US Assistant Attorney General John Carlin said on Monday witnesses in almost half of cases on Daesh did not report anything to law enforcement authorities until after the charges were made.
He noted the US Justice Department wants the American public to be more proactive about alerting federal authorities about someone showing support for foreign terrorist organizations.
Since 2013, many of the Daesh supporters prosecuted have been charged under "material support" statutes that prohibit supporting designated foreign terrorist groups, according to Reuters. No organizations based on domestic racist ideology, such as white supremacists have been designated as a terrorist entity.
If some people support a domestic group should not be prosecuted, Carlin said, because it "runs into our Constitution and our values."

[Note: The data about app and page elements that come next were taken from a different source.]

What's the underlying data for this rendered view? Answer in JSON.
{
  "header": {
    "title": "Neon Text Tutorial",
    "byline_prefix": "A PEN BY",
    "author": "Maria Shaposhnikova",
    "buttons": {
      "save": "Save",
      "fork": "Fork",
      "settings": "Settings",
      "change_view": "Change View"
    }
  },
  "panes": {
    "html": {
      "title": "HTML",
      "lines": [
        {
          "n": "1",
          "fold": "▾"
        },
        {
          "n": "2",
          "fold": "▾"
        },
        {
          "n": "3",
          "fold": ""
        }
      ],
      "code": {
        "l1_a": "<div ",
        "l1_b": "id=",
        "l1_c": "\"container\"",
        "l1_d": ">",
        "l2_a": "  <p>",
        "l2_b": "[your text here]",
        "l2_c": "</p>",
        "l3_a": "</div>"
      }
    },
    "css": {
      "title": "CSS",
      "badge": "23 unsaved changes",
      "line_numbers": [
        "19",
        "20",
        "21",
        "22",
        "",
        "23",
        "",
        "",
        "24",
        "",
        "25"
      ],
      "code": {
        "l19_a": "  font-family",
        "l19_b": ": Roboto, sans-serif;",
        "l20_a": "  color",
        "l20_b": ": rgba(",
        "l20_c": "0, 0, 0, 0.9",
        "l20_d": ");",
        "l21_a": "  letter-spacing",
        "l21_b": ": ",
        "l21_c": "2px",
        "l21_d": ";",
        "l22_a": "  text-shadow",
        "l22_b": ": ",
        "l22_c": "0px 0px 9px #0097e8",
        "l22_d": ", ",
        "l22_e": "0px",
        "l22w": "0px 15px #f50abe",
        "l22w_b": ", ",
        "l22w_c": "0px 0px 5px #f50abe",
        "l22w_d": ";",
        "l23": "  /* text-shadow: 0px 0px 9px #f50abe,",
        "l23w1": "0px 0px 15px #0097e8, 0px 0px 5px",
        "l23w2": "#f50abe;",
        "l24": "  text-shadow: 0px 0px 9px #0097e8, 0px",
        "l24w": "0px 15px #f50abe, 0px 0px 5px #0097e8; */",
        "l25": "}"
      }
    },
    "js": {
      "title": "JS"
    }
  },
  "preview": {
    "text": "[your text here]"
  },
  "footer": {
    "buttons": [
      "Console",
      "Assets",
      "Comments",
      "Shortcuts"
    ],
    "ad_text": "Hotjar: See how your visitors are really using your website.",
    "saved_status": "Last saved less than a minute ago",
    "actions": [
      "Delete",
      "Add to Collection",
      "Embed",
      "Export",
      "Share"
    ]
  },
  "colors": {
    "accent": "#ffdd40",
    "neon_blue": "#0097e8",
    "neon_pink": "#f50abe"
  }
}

"You're getting close to making illegal ideas," he said.
Last year, the Department of Justice charged 60 people for their nexus, sympathies or support for Daesh, the largest annual figure on record.
The Daesh Takfiri group, which was initially created and funded by the US and its regional allies to destabilize the Middle East region, particularly Syria, has reportedly claimed responsibility for some shootings in the United States.
US warplanes have been conducting airstrikes against Daesh in Iraq since August of 2014. Some Western states have also participated in some of the strikes in Iraq.
Since September 2014, the US and some of its Arab allies have been carrying out airstrikes against Daesh inside Syria without any authorization from Damascus or a UN mandate.
The US-led coalition has done little to stop the Daesh's advances in parts of Syria and in Iraq.
Some analysts have criticized the US-led military campaign, saying the strikes are only meant to benefit US weapons manufacturers.